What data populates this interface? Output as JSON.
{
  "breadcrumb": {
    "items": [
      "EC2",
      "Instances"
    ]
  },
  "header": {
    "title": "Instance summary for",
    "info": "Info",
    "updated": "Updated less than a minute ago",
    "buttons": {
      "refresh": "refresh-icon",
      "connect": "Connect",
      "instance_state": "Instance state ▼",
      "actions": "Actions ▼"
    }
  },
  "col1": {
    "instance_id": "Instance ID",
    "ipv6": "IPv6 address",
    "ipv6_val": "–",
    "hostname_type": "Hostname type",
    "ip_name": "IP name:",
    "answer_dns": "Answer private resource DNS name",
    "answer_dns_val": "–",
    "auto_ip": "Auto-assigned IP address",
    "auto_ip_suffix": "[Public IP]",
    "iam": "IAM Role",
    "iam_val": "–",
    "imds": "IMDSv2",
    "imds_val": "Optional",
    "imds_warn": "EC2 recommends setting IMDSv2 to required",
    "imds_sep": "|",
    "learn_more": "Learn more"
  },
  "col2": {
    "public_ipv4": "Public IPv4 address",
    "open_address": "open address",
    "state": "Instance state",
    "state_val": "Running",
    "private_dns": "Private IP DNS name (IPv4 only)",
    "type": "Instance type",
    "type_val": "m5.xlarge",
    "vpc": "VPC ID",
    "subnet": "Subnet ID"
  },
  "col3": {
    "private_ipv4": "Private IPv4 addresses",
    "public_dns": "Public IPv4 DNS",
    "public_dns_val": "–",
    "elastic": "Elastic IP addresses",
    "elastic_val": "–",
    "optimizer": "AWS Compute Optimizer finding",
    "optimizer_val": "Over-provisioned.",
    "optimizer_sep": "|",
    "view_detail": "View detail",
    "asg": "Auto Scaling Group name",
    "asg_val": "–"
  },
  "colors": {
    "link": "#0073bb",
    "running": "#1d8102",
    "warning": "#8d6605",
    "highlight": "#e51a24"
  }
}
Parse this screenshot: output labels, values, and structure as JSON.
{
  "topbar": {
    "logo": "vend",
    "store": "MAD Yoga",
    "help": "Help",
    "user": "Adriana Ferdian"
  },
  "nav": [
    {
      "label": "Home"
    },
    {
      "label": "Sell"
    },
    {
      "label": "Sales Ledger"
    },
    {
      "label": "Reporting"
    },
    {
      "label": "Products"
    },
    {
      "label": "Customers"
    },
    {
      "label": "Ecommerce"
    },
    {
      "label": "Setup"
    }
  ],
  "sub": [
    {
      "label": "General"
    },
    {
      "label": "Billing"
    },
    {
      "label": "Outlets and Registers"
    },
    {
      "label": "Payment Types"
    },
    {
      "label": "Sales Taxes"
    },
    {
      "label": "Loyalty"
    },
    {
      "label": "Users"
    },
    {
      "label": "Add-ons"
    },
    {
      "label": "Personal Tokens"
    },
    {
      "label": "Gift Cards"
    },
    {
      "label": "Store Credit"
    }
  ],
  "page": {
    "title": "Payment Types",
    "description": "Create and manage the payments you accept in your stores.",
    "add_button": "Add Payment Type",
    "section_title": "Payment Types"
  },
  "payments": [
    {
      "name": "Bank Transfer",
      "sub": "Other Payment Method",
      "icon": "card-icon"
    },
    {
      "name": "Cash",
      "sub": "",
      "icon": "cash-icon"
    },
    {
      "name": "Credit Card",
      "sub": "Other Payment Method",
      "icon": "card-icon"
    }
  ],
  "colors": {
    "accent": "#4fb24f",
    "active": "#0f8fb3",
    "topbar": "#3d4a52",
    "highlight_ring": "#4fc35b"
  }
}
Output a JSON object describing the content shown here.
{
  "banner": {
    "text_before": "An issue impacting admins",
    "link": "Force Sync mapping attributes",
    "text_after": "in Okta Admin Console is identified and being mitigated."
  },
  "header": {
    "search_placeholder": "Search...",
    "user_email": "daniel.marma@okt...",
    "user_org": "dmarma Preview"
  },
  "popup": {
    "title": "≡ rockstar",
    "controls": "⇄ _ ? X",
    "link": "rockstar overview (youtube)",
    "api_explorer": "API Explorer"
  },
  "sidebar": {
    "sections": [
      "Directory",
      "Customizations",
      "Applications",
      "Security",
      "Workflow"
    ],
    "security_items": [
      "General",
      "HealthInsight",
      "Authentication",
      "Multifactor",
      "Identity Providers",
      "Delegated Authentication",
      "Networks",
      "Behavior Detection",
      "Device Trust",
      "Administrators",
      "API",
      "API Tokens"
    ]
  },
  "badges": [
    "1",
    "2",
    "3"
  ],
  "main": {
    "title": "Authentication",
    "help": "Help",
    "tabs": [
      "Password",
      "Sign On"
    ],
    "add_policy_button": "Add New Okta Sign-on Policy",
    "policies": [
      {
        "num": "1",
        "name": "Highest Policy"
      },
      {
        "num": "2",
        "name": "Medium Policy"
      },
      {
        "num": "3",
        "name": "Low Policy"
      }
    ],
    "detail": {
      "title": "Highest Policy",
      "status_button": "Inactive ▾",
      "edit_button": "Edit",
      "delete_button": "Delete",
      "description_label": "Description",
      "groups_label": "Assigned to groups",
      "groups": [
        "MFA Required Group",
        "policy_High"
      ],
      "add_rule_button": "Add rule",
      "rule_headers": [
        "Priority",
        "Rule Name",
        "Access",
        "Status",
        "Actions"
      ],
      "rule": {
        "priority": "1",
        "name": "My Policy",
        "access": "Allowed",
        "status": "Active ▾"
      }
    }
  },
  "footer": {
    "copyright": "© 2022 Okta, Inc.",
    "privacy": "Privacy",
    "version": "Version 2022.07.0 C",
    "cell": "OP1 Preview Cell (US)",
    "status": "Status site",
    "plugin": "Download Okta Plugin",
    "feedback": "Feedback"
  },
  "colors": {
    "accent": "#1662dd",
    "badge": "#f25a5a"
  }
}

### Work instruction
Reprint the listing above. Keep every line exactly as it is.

### Output for this exercise
What data populates this interface? Output as JSON.
{
  "breadcrumb": {
    "items": [
      "EC2",
      "Instances"
    ]
  },
  "header": {
    "title": "Instance summary for",
    "info": "Info",
    "updated": "Updated less than a minute ago",
    "buttons": {
      "refresh": "refresh-icon",
      "connect": "Connect",
      "instance_state": "Instance state ▼",
      "actions": "Actions ▼"
    }
  },
  "col1": {
    "instance_id": "Instance ID",
    "ipv6": "IPv6 address",
    "ipv6_val": "–",
    "hostname_type": "Hostname type",
    "ip_name": "IP name:",
    "answer_dns": "Answer private resource DNS name",
    "answer_dns_val": "–",
    "auto_ip": "Auto-assigned IP address",
    "auto_ip_suffix": "[Public IP]",
    "iam": "IAM Role",
    "iam_val": "–",
    "imds": "IMDSv2",
    "imds_val": "Optional",
    "imds_warn": "EC2 recommends setting IMDSv2 to required",
    "imds_sep": "|",
    "learn_more": "Learn more"
  },
  "col2": {
    "public_ipv4": "Public IPv4 address",
    "open_address": "open address",
    "state": "Instance state",
    "state_val": "Running",
    "private_dns": "Private IP DNS name (IPv4 only)",
    "type": "Instance type",
    "type_val": "m5.xlarge",
    "vpc": "VPC ID",
    "subnet": "Subnet ID"
  },
  "col3": {
    "private_ipv4": "Private IPv4 addresses",
    "public_dns": "Public IPv4 DNS",
    "public_dns_val": "–",
    "elastic": "Elastic IP addresses",
    "elastic_val": "–",
    "optimizer": "AWS Compute Optimizer finding",
    "optimizer_val": "Over-provisioned.",
    "optimizer_sep": "|",
    "view_detail": "View detail",
    "asg": "Auto Scaling Group name",
    "asg_val": "–"
  },
  "colors": {
    "link": "#0073bb",
    "running": "#1d8102",
    "warning": "#8d6605",
    "highlight": "#e51a24"
  }
}
Parse this screenshot: output labels, values, and structure as JSON.
{
  "topbar": {
    "logo": "vend",
    "store": "MAD Yoga",
    "help": "Help",
    "user": "Adriana Ferdian"
  },
  "nav": [
    {
      "label": "Home"
    },
    {
      "label": "Sell"
    },
    {
      "label": "Sales Ledger"
    },
    {
      "label": "Reporting"
    },
    {
      "label": "Products"
    },
    {
      "label": "Customers"
    },
    {
      "label": "Ecommerce"
    },
    {
      "label": "Setup"
    }
  ],
  "sub": [
    {
      "label": "General"
    },
    {
      "label": "Billing"
    },
    {
      "label": "Outlets and Registers"
    },
    {
      "label": "Payment Types"
    },
    {
      "label": "Sales Taxes"
    },
    {
      "label": "Loyalty"
    },
    {
      "label": "Users"
    },
    {
      "label": "Add-ons"
    },
    {
      "label": "Personal Tokens"
    },
    {
      "label": "Gift Cards"
    },
    {
      "label": "Store Credit"
    }
  ],
  "page": {
    "title": "Payment Types",
    "description": "Create and manage the payments you accept in your stores.",
    "add_button": "Add Payment Type",
    "section_title": "Payment Types"
  },
  "payments": [
    {
      "name": "Bank Transfer",
      "sub": "Other Payment Method",
      "icon": "card-icon"
    },
    {
      "name": "Cash",
      "sub": "",
      "icon": "cash-icon"
    },
    {
      "name": "Credit Card",
      "sub": "Other Payment Method",
      "icon": "card-icon"
    }
  ],
  "colors": {
    "accent": "#4fb24f",
    "active": "#0f8fb3",
    "topbar": "#3d4a52",
    "highlight_ring": "#4fc35b"
  }
}
Output a JSON object describing the content shown here.
{
  "banner": {
    "text_before": "An issue impacting admins",
    "link": "Force Sync mapping attributes",
    "text_after": "in Okta Admin Console is identified and being mitigated."
  },
  "header": {
    "search_placeholder": "Search...",
    "user_email": "daniel.marma@okt...",
    "user_org": "dmarma Preview"
  },
  "popup": {
    "title": "≡ rockstar",
    "controls": "⇄ _ ? X",
    "link": "rockstar overview (youtube)",
    "api_explorer": "API Explorer"
  },
  "sidebar": {
    "sections": [
      "Directory",
      "Customizations",
      "Applications",
      "Security",
      "Workflow"
    ],
    "security_items": [
      "General",
      "HealthInsight",
      "Authentication",
      "Multifactor",
      "Identity Providers",
      "Delegated Authentication",
      "Networks",
      "Behavior Detection",
      "Device Trust",
      "Administrators",
      "API",
      "API Tokens"
    ]
  },
  "badges": [
    "1",
    "2",
    "3"
  ],
  "main": {
    "title": "Authentication",
    "help": "Help",
    "tabs": [
      "Password",
      "Sign On"
    ],
    "add_policy_button": "Add New Okta Sign-on Policy",
    "policies": [
      {
        "num": "1",
        "name": "Highest Policy"
      },
      {
        "num": "2",
        "name": "Medium Policy"
      },
      {
        "num": "3",
        "name": "Low Policy"
      }
    ],
    "detail": {
      "title": "Highest Policy",
      "status_button": "Inactive ▾",
      "edit_button": "Edit",
      "delete_button": "Delete",
      "description_label": "Description",
      "groups_label": "Assigned to groups",
      "groups": [
        "MFA Required Group",
        "policy_High"
      ],
      "add_rule_button": "Add rule",
      "rule_headers": [
        "Priority",
        "Rule Name",
        "Access",
        "Status",
        "Actions"
      ],
      "rule": {
        "priority": "1",
        "name": "My Policy",
        "access": "Allowed",
        "status": "Active ▾"
      }
    }
  },
  "footer": {
    "copyright": "© 2022 Okta, Inc.",
    "privacy": "Privacy",
    "version": "Version 2022.07.0 C",
    "cell": "OP1 Preview Cell (US)",
    "status": "Status site",
    "plugin": "Download Okta Plugin",
    "feedback": "Feedback"
  },
  "colors": {
    "accent": "#1662dd",
    "badge": "#f25a5a"
  }
}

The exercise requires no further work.